Sketchbook Journey 01: Observing nature and the ways of recording observations
Sketching with watercolour pencils and using the camera on your phone to record your observations.
This vlog is about my artistic endeavours.
I called it ‘Sketchbook Journey’ because my sketchbook would always accompany me when going out, whether out with the dogs in a park, waiting for son at the school or generally going somewhere – you never know what would you observe, in my case, I would always notice something amazing out there…
I’m writing this blog and recording this vlog so to help you understand the ways to perceive the nature and importance of such observations.
I am pointing at the challenges which you may encounter when creating a piece of art and the ways of recording observations of the world using different media such as watercolour pencils or photo editing apps on your phone.
Stage 1: OBSERVATION
What I saw when observing trees in the park.
I was observing the trees in the park and this is what I saw:
The light from the setting sun illuminated the tree trunks, tinted them yellow. The branches were bright like neons, contrasting with the grey-blue sky. In the background, everything became red, pink and orange.
Learn from observing nature.
We can really learn from observing nature. Observing and sketching it live, rushing, as it changes so quickly. This forces us to make quick, bold decisions, focus only on important aspects of your drawing such as the appearance of light and how does it affect the colour.
Stage 2: Recording observations
The watercolour pencils are great for sketches. They can be used like ordinary pencils with a bonus that gives us a quick colour reference.
This is a perfect opportunity to practice mark-making. You can smoodge and overlap strokes, blend colours together. And with a sharp pencil tip, we can use them to define fine lines, details and shapes. Add a bit of water, your drawing will transform into a watercolour painting right before your eyes!

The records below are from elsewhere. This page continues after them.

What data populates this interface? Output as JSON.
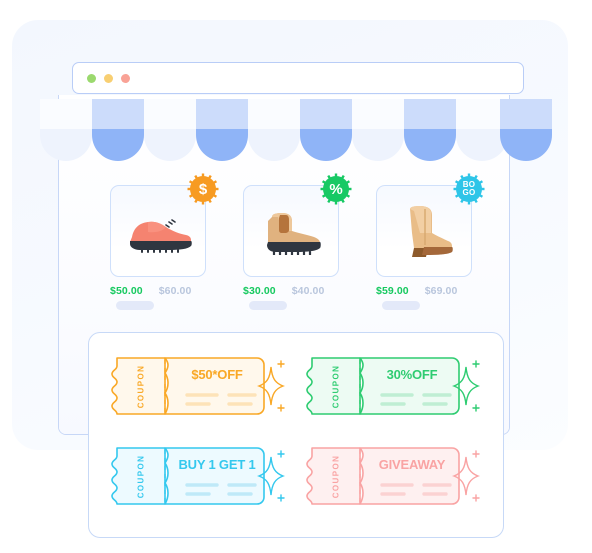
{
  "scene": {
    "title": "Online store coupons and discounted shoes illustration",
    "palette": {
      "backdrop": "#f3f7fe",
      "panel_border": "#c7d7f7",
      "awning_light": "#eef3fd",
      "awning_blue": "#8fb4f7",
      "price_new": "#16c95f",
      "price_old": "#b9c6dd",
      "coupon_orange": "#f9a826",
      "coupon_green": "#2ecc71",
      "coupon_cyan": "#34c8ee",
      "coupon_pink": "#f9a3a3"
    }
  },
  "browser": {
    "window_controls": [
      {
        "name": "minimize-dot",
        "color": "#9bd96e"
      },
      {
        "name": "maximize-dot",
        "color": "#f8cf72"
      },
      {
        "name": "close-dot",
        "color": "#f9a296"
      }
    ]
  },
  "awning": {
    "scallop_count": 11,
    "pattern": [
      "light",
      "blue",
      "light",
      "blue",
      "light",
      "blue",
      "light",
      "blue",
      "light",
      "blue",
      "light"
    ]
  },
  "products": [
    {
      "name": "pink-derby-shoe",
      "icon": "shoe-derby-icon",
      "price_new": "$50.00",
      "price_old": "$60.00",
      "badge": {
        "label": "$",
        "icon": "dollar-badge-icon",
        "color": "#f79b22",
        "style": "big"
      }
    },
    {
      "name": "tan-chelsea-boot",
      "icon": "boot-chelsea-icon",
      "price_new": "$30.00",
      "price_old": "$40.00",
      "badge": {
        "label": "%",
        "icon": "percent-badge-icon",
        "color": "#17c964",
        "style": "big"
      }
    },
    {
      "name": "tan-heeled-ankle-boot",
      "icon": "boot-heeled-icon",
      "price_new": "$59.00",
      "price_old": "$69.00",
      "badge": {
        "label_line1": "BO",
        "label_line2": "GO",
        "icon": "bogo-badge-icon",
        "color": "#2ec5e8",
        "style": "bogo"
      }
    }
  ],
  "coupons": [
    {
      "name": "coupon-50-off",
      "side_label": "COUPON",
      "text": "$50*OFF",
      "color": "#f9a826",
      "fill": "#fff8ec",
      "line": "#fde3b8"
    },
    {
      "name": "coupon-30-percent",
      "side_label": "COUPON",
      "text": "30%OFF",
      "color": "#2ecc71",
      "fill": "#edfbf3",
      "line": "#bfeed3"
    },
    {
      "name": "coupon-bogo",
      "side_label": "COUPON",
      "text": "BUY 1 GET 1",
      "color": "#34c8ee",
      "fill": "#edfaff",
      "line": "#bfe9f8"
    },
    {
      "name": "coupon-giveaway",
      "side_label": "COUPON",
      "text": "GIVEAWAY",
      "color": "#f9a3a3",
      "fill": "#fef0f0",
      "line": "#fbd2d2"
    }
  ]
}
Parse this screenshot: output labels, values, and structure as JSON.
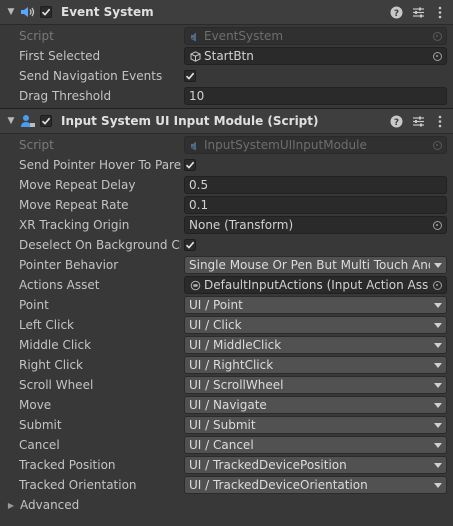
{
  "event_system": {
    "title": "Event System",
    "enabled": true,
    "fields": {
      "script": {
        "label": "Script",
        "value": "EventSystem"
      },
      "first_selected": {
        "label": "First Selected",
        "value": "StartBtn"
      },
      "send_navigation_events": {
        "label": "Send Navigation Events",
        "checked": true
      },
      "drag_threshold": {
        "label": "Drag Threshold",
        "value": "10"
      }
    }
  },
  "input_module": {
    "title": "Input System UI Input Module (Script)",
    "enabled": true,
    "fields": {
      "script": {
        "label": "Script",
        "value": "InputSystemUIInputModule"
      },
      "send_pointer_hover": {
        "label": "Send Pointer Hover To Parent",
        "checked": true
      },
      "move_repeat_delay": {
        "label": "Move Repeat Delay",
        "value": "0.5"
      },
      "move_repeat_rate": {
        "label": "Move Repeat Rate",
        "value": "0.1"
      },
      "xr_tracking_origin": {
        "label": "XR Tracking Origin",
        "value": "None (Transform)"
      },
      "deselect_on_background": {
        "label": "Deselect On Background Click",
        "checked": true
      },
      "pointer_behavior": {
        "label": "Pointer Behavior",
        "value": "Single Mouse Or Pen But Multi Touch And Track"
      },
      "actions_asset": {
        "label": "Actions Asset",
        "value": "DefaultInputActions (Input Action Asset)"
      }
    },
    "actions": [
      {
        "label": "Point",
        "value": "UI / Point"
      },
      {
        "label": "Left Click",
        "value": "UI / Click"
      },
      {
        "label": "Middle Click",
        "value": "UI / MiddleClick"
      },
      {
        "label": "Right Click",
        "value": "UI / RightClick"
      },
      {
        "label": "Scroll Wheel",
        "value": "UI / ScrollWheel"
      },
      {
        "label": "Move",
        "value": "UI / Navigate"
      },
      {
        "label": "Submit",
        "value": "UI / Submit"
      },
      {
        "label": "Cancel",
        "value": "UI / Cancel"
      },
      {
        "label": "Tracked Position",
        "value": "UI / TrackedDevicePosition"
      },
      {
        "label": "Tracked Orientation",
        "value": "UI / TrackedDeviceOrientation"
      }
    ],
    "advanced": {
      "label": "Advanced",
      "expanded": false
    }
  },
  "icons": {
    "fold_open": "triangle-down",
    "fold_closed": "triangle-right",
    "component_event_system": "speaker-icon",
    "component_input_module": "person-icon",
    "help": "help-icon",
    "preset": "sliders-icon",
    "menu": "kebab-icon",
    "script_ref": "script-icon",
    "gameobject_ref": "cube-icon",
    "input_asset_ref": "input-asset-icon",
    "object_picker": "object-picker-icon",
    "dropdown": "dropdown-arrow-icon"
  },
  "colors": {
    "background": "#383838",
    "header": "#3e3e3e",
    "field": "#2a2a2a",
    "dropdown": "#515151",
    "text": "#c4c4c4",
    "disabled_text": "#7a7a7a"
  }
}
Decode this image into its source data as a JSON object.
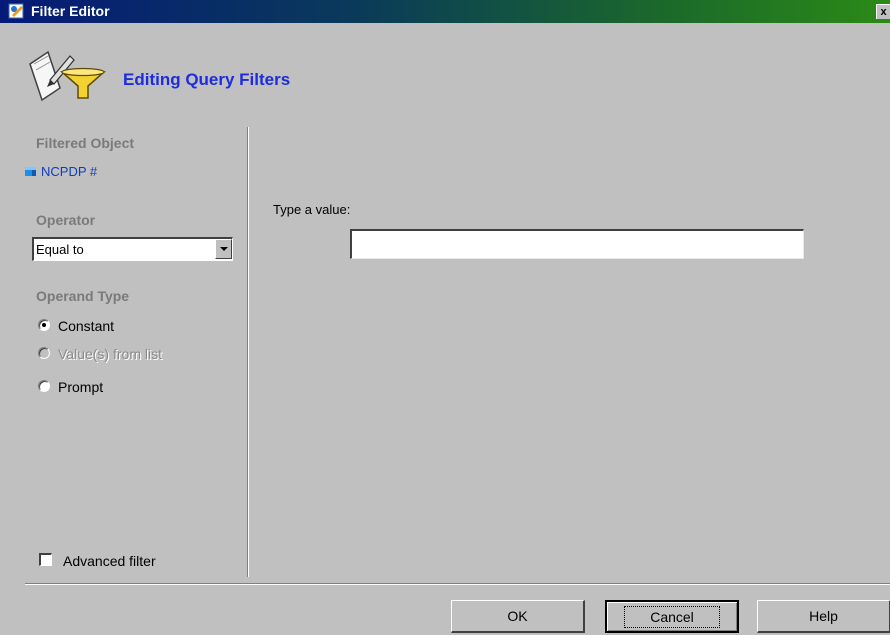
{
  "window": {
    "title": "Filter Editor",
    "close_label": "x"
  },
  "header": {
    "title": "Editing Query Filters",
    "icon": "filter-edit-icon"
  },
  "left": {
    "filtered_object_heading": "Filtered Object",
    "filtered_object_name": "NCPDP #",
    "filtered_object_icon": "object-icon",
    "operator_heading": "Operator",
    "operator_value": "Equal to",
    "operand_type_heading": "Operand Type",
    "operand_options": [
      {
        "label": "Constant",
        "selected": true,
        "enabled": true
      },
      {
        "label": "Value(s) from list",
        "selected": false,
        "enabled": false
      },
      {
        "label": "Prompt",
        "selected": false,
        "enabled": true
      }
    ],
    "advanced_filter_label": "Advanced filter",
    "advanced_filter_checked": false
  },
  "right": {
    "value_label": "Type a value:",
    "value": "",
    "placeholder": ""
  },
  "buttons": {
    "ok": "OK",
    "cancel": "Cancel",
    "help": "Help"
  },
  "colors": {
    "title_gradient_start": "#051a78",
    "title_gradient_end": "#2b8a16",
    "header_text": "#1d2ce0",
    "object_text": "#0b3cc4"
  }
}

The page in my sketchbook was tinted light blue and coated with Liquitex gesso. The gesso gives the surface a bit of a rough, grainy texture, making the watercolour pencil’s inner lead to rub away and leaving on the paper vibrant, smooth marks
The aim of my sketch
The aim of my sketch was to register the contrast in the sky – reversed light and order of colours. Normally, we see the sky brighter than the rest of the world. Here, the trunks of the trees shine yellow light like neons on a murky blue sky. The branches shine red, like firey tongs, exploding in different directions.
Taking photos and editing them on your phone
I would mostly take a photo rather than a sketch. The good thing about technology is that we can enhance our photos on our phones with a variety of photo apps.
Here, on my iPhone, I was playing with the camera’s setting for:
- colour saturation
- brightness & contrast,
- colour filters,
- and markup drawing.
The markup drawing function is so useful because you can draw over your photograph, easily changing the colours as you wish, trying various colour schemes.
However, be careful and make sure you save it! It happened to me a few times that I spent an hour drawing on a photo but didn’t save the photo and after all everything was lost.
The yellow and blue, orange and blue, purple and yellow – these are complementary colours, they sit opposite each other on a colour wheel.
The colour theory states that the more different two colours are, the more contrast they produce. Complementary colours offer the greatest contrast.
Just like on this sketch: here the branches are orange which contrasts against the very blue sky. Orange colour is, in fact, a half red colour. It derives from red and yellow… So the stomp branches are red, dark red and contrast with its complementary green. My sky transforms from light-blueish green, well – turquoise (…can you imagine such colour?! :D), into light cyan blue.
I would like you to take a few sketches using watercolour pencils or just standard pencils if you cannot get hold of them.
Your sketch should show:
– Various mark making – showing the texture or nature of objects.
– Complementary colour palette:
For the main body of your drawing choose only the colours between two complementary colours, including them eg:
Say you chose red and yellow so choose also their secondary colour – orange and the variety of their tertiary colours and their different hues (yellow-orange, reddish orange, orangy yellow – which is an orange colour more yellow than orange…)
Choose a complementary to this range of colours for the background so, in this case: blue, bluish green and green.
Post your results on to my Facebook page or email me with a subject: ‘My sketches of nature’. I will talk and post your achievement on my social media accounts.
Want to see more?
So, this was the first of my many sketchbook journeys.
I would like to know what you think?
Whether you have any questions or would like to give feedback, please, leave a comment below.
I would also appreciate if you can subscribe to my YouTube channel.
Thank you for watching and thank you for reading. See you on my next sketchbook journey…